A young woman wrote to us:
"The song is extremely catchy. I've found myself having a bop to it even though it is so fundamentally against what I believe.
WAP makes me wonder...like...is that it? If a woman’s sex appeal is the way she achieves "power", I've lost all hope for the future of our girls.
I'm also really confused as to the celebration of this song among some 'feminists'. Is it not blatantly clear by the music video that this song is predominantly about what women can do sexually for men? Hint hint: FOR men? So if it is FOR men, it is reinforcing patriarchy, NOT opposing it! The only 'empowerment' from this song, yet again, falls to men." - Shannon Howell
As Collective Shout co-founder Melinda Tankard Reist wrote, WAP does not break boundaries - “it tightens the fences around us.”
"Men have been doing this [explicit rap] for years and nobody cared"
This is false. Feminists have called out misogyny from male recording artists, and within popular culture more generally, for decades.
Since 2009 when our movement was formed, we have exposed a number of male performers for their promotion of misogyny, rape culture and violence against women, including Eminem, Tyler the Creator, Robin Thicke, Redfoo, Snoop Dogg, Brian McFadden and Kanye West.
Even little girls have spoken out against 'constant degradation of Black women'
"Letter to Lil Wayne" is a direct statement of truth from Watoto From The Nile. Growing tired and fed up with the constant degredation of Black women inside of Hip Hop music, they voice thier views and opinions on this melodic track."
Regardless, why should women replicating these same porn-inspired dynamics be seen as evidence of progress? Objectification, sexist and pornified depictions of women and the portrayal of women as “whores” who welcome acts of sexual violence and degradation is nothing to be celebrated, even if a few women profit from it.
Men have been doing this to black women for years. Feminists have always cared.
"If you don’t like it, don’t listen"

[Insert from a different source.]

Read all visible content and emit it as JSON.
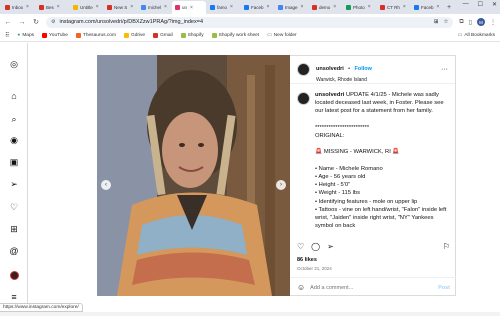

We don’t like it, we don’t listen, but we have to live in a community with people who do. We have to live in a community with people whose sexist attitudes towards women are reinforced by music like this. We have to live in a community with people whose ideas that women are “whores” and objects of sexual recreation are affirmed by these songs.
Pic: message received from a teacher at an all boys school following the release of 'WAP'
Women and girls are harmed by misogyny regardless of whether we view or otherwise participate in it. We do not have the option to merely ‘opt out’ of a culture that objectifies, demeans and exploits women.
“Don’t like it, don’t listen” makes as much sense as saying “don’t like pollution, don’t breathe.”
"There are much bigger problems for women than this song"
We have written extensively on the links between objectification in popular culture, advertising, music and fashion and men’s violence against women.
The research is solid, with twenty years of empirical research and 135 studies across 109 publications documenting the negative effects of sexual objectification. Consistent evidence found that:
"regular, everyday exposure to [sexually objectifying portrayals of women] are directly associated with a range of consequences, including higher levels of body dissatisfaction, greater self-objectification, greater support of sexist beliefs and of adversarial sexual beliefs, and greater tolerance of sexual violence toward women. Moreover, experimental exposure to this content leads both women and men to have a diminished view of women's competence, morality, and humanity."
Men’s violence against women exists on a continuum. In order to address this violence, we need to go to the roots and address the sexist attitudes and routine objectification of women- attitudes which are shaped in part by media and popular culture.